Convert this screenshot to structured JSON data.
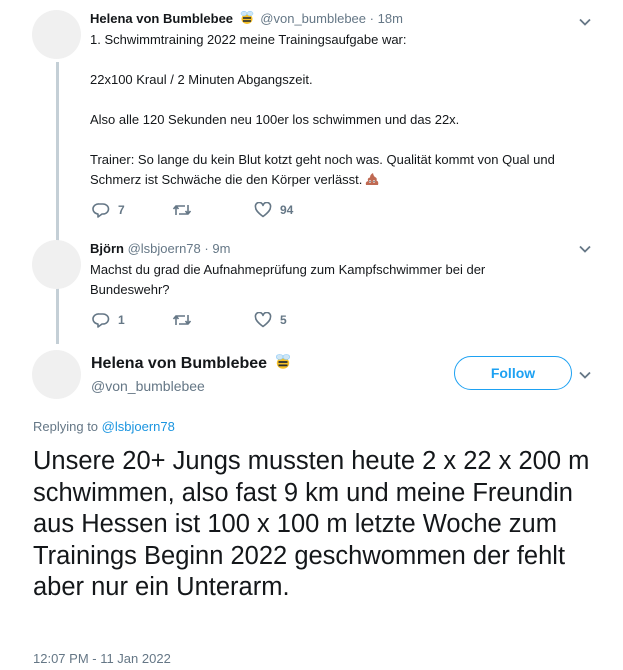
{
  "tweet1": {
    "name": "Helena von Bumblebee",
    "handle": "@von_bumblebee",
    "dot": "·",
    "time": "18m",
    "lines": [
      "1. Schwimmtraining 2022 meine Trainingsaufgabe war:",
      "22x100 Kraul / 2 Minuten Abgangszeit.",
      "Also alle 120 Sekunden neu 100er los schwimmen und das 22x.",
      "Trainer: So lange du kein Blut kotzt geht noch was. Qualität kommt von Qual und Schmerz ist Schwäche die den Körper verlässt."
    ],
    "replies": "7",
    "retweets": "",
    "likes": "94"
  },
  "tweet2": {
    "name": "Björn",
    "handle": "@lsbjoern78",
    "dot": "·",
    "time": "9m",
    "text": "Machst du grad die Aufnahmeprüfung zum Kampfschwimmer bei der Bundeswehr?",
    "replies": "1",
    "retweets": "",
    "likes": "5"
  },
  "main": {
    "name": "Helena von Bumblebee",
    "handle": "@von_bumblebee",
    "follow_label": "Follow",
    "replying_prefix": "Replying to",
    "replying_handle": "@lsbjoern78",
    "text": "Unsere 20+ Jungs mussten heute 2 x 22 x 200 m schwimmen, also fast 9 km und meine Freundin aus Hessen ist 100 x 100 m letzte Woche zum Trainings Beginn 2022 geschwommen der fehlt aber nur ein Unterarm.",
    "timestamp": "12:07 PM - 11 Jan 2022"
  },
  "colors": {
    "accent": "#1da1f2",
    "secondary_text": "#657786",
    "thread_line": "#c4cfd6"
  },
  "icons": [
    "bee-emoji-icon",
    "poop-emoji-icon",
    "reply-icon",
    "retweet-icon",
    "like-icon",
    "chevron-down-icon"
  ]
}
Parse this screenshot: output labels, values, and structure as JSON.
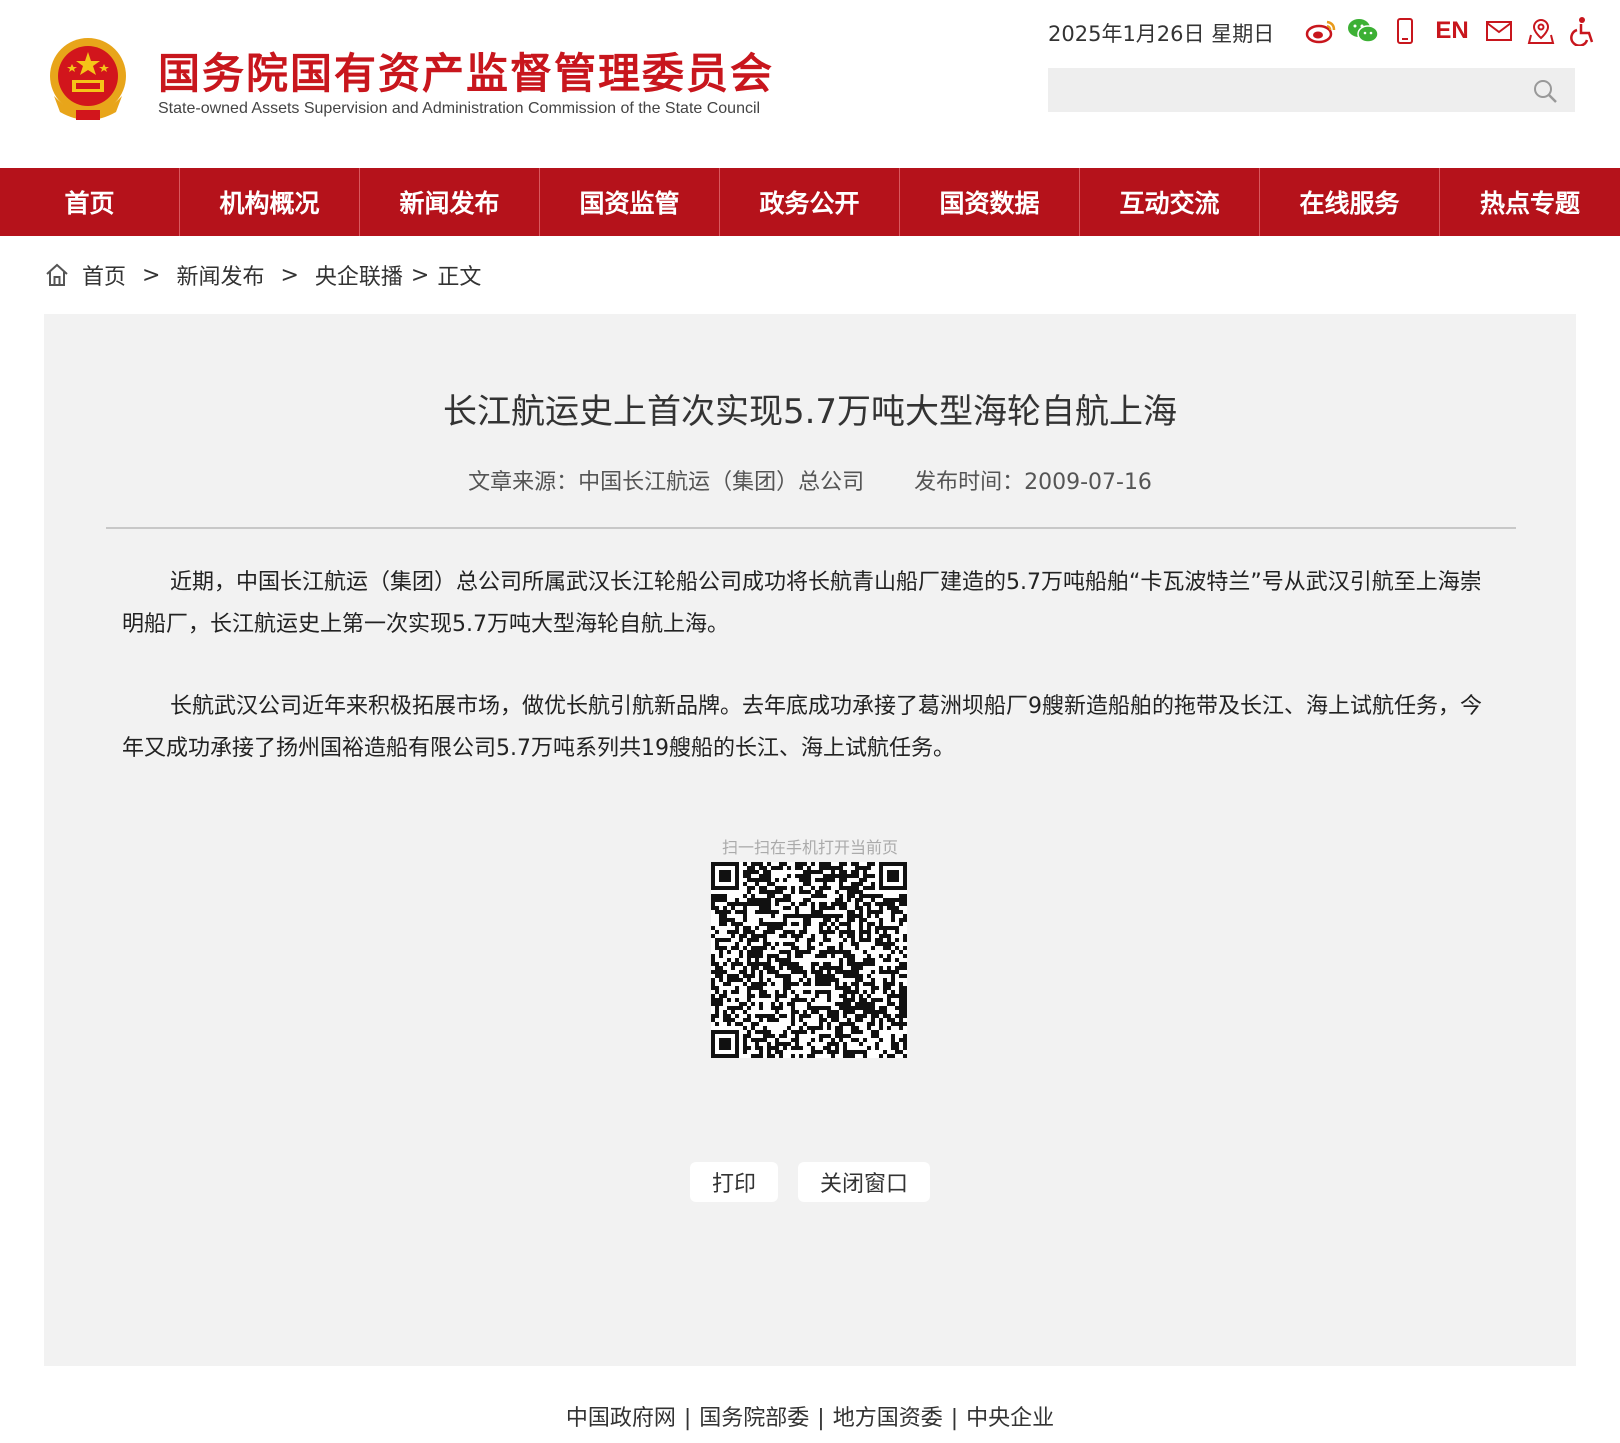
{
  "header": {
    "title_cn": "国务院国有资产监督管理委员会",
    "title_en": "State-owned Assets Supervision and Administration Commission of the State Council",
    "date": "2025年1月26日  星期日",
    "lang_label": "EN",
    "search_placeholder": ""
  },
  "icons": [
    "weibo-icon",
    "wechat-icon",
    "mobile-icon",
    "mail-icon",
    "map-icon",
    "accessibility-icon",
    "search-icon"
  ],
  "nav": {
    "items": [
      "首页",
      "机构概况",
      "新闻发布",
      "国资监管",
      "政务公开",
      "国资数据",
      "互动交流",
      "在线服务",
      "热点专题"
    ]
  },
  "breadcrumb": {
    "home": "首页",
    "sep": ">",
    "level1": "新闻发布",
    "level2": "央企联播",
    "level3": "正文"
  },
  "article": {
    "title": "长江航运史上首次实现5.7万吨大型海轮自航上海",
    "source": "文章来源：中国长江航运（集团）总公司",
    "published": "发布时间：2009-07-16",
    "paragraphs": [
      "近期，中国长江航运（集团）总公司所属武汉长江轮船公司成功将长航青山船厂建造的5.7万吨船舶“卡瓦波特兰”号从武汉引航至上海崇明船厂，长江航运史上第一次实现5.7万吨大型海轮自航上海。",
      "长航武汉公司近年来积极拓展市场，做优长航引航新品牌。去年底成功承接了葛洲坝船厂9艘新造船舶的拖带及长江、海上试航任务，今年又成功承接了扬州国裕造船有限公司5.7万吨系列共19艘船的长江、海上试航任务。"
    ],
    "qr_label": "扫一扫在手机打开当前页",
    "print_label": "打印",
    "close_label": "关闭窗口"
  },
  "footer": {
    "links": [
      "中国政府网",
      "国务院部委",
      "地方国资委",
      "中央企业"
    ],
    "sep": "|"
  },
  "colors": {
    "brand_red": "#c8161d",
    "nav_bg": "#b5121b",
    "content_bg": "#f2f2f2"
  }
}
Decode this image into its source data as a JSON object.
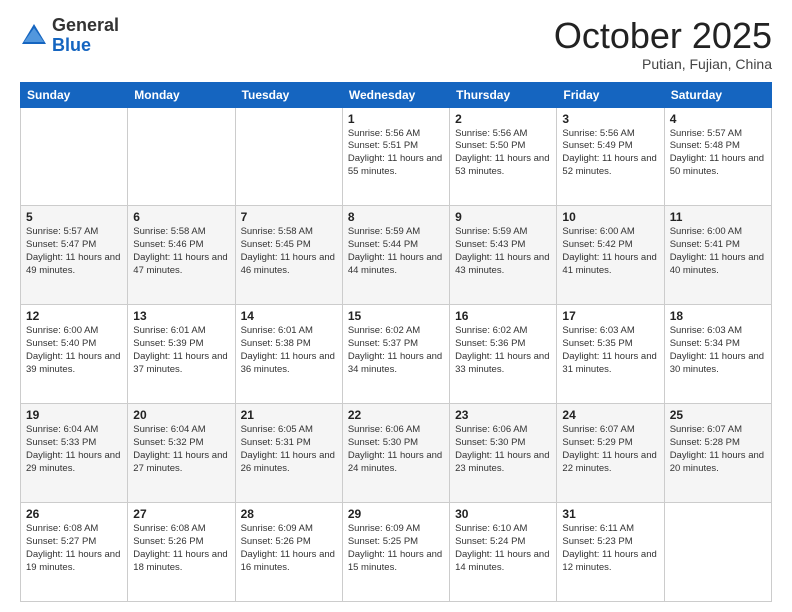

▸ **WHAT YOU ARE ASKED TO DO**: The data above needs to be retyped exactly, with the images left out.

▸ **SOLVED EXERCISE**:
Convert this screenshot to structured JSON data.
{
  "tweet1": {
    "name": "Helena von Bumblebee",
    "handle": "@von_bumblebee",
    "dot": "·",
    "time": "18m",
    "lines": [
      "1. Schwimmtraining 2022 meine Trainingsaufgabe war:",
      "22x100 Kraul / 2 Minuten Abgangszeit.",
      "Also alle 120 Sekunden neu 100er los schwimmen und das 22x.",
      "Trainer: So lange du kein Blut kotzt geht noch was. Qualität kommt von Qual und Schmerz ist Schwäche die den Körper verlässt."
    ],
    "replies": "7",
    "retweets": "",
    "likes": "94"
  },
  "tweet2": {
    "name": "Björn",
    "handle": "@lsbjoern78",
    "dot": "·",
    "time": "9m",
    "text": "Machst du grad die Aufnahmeprüfung zum Kampfschwimmer bei der Bundeswehr?",
    "replies": "1",
    "retweets": "",
    "likes": "5"
  },
  "main": {
    "name": "Helena von Bumblebee",
    "handle": "@von_bumblebee",
    "follow_label": "Follow",
    "replying_prefix": "Replying to",
    "replying_handle": "@lsbjoern78",
    "text": "Unsere 20+ Jungs mussten heute 2 x 22 x 200 m schwimmen, also fast 9 km und meine Freundin aus Hessen ist 100 x 100 m letzte Woche zum Trainings Beginn 2022 geschwommen der fehlt aber nur ein Unterarm.",
    "timestamp": "12:07 PM - 11 Jan 2022"
  },
  "colors": {
    "accent": "#1da1f2",
    "secondary_text": "#657786",
    "thread_line": "#c4cfd6"
  },
  "icons": [
    "bee-emoji-icon",
    "poop-emoji-icon",
    "reply-icon",
    "retweet-icon",
    "like-icon",
    "chevron-down-icon"
  ]
}
Parse this screenshot: output labels, values, and structure as JSON.
{
  "header": {
    "title_cn": "国务院国有资产监督管理委员会",
    "title_en": "State-owned Assets Supervision and Administration Commission of the State Council",
    "date": "2025年1月26日  星期日",
    "lang_label": "EN",
    "search_placeholder": ""
  },
  "icons": [
    "weibo-icon",
    "wechat-icon",
    "mobile-icon",
    "mail-icon",
    "map-icon",
    "accessibility-icon",
    "search-icon"
  ],
  "nav": {
    "items": [
      "首页",
      "机构概况",
      "新闻发布",
      "国资监管",
      "政务公开",
      "国资数据",
      "互动交流",
      "在线服务",
      "热点专题"
    ]
  },
  "breadcrumb": {
    "home": "首页",
    "sep": ">",
    "level1": "新闻发布",
    "level2": "央企联播",
    "level3": "正文"
  },
  "article": {
    "title": "长江航运史上首次实现5.7万吨大型海轮自航上海",
    "source": "文章来源：中国长江航运（集团）总公司",
    "published": "发布时间：2009-07-16",
    "paragraphs": [
      "近期，中国长江航运（集团）总公司所属武汉长江轮船公司成功将长航青山船厂建造的5.7万吨船舶“卡瓦波特兰”号从武汉引航至上海崇明船厂，长江航运史上第一次实现5.7万吨大型海轮自航上海。",
      "长航武汉公司近年来积极拓展市场，做优长航引航新品牌。去年底成功承接了葛洲坝船厂9艘新造船舶的拖带及长江、海上试航任务，今年又成功承接了扬州国裕造船有限公司5.7万吨系列共19艘船的长江、海上试航任务。"
    ],
    "qr_label": "扫一扫在手机打开当前页",
    "print_label": "打印",
    "close_label": "关闭窗口"
  },
  "footer": {
    "links": [
      "中国政府网",
      "国务院部委",
      "地方国资委",
      "中央企业"
    ],
    "sep": "|"
  },
  "colors": {
    "brand_red": "#c8161d",
    "nav_bg": "#b5121b",
    "content_bg": "#f2f2f2"
  }
}
Decode this image into its source data as a JSON object.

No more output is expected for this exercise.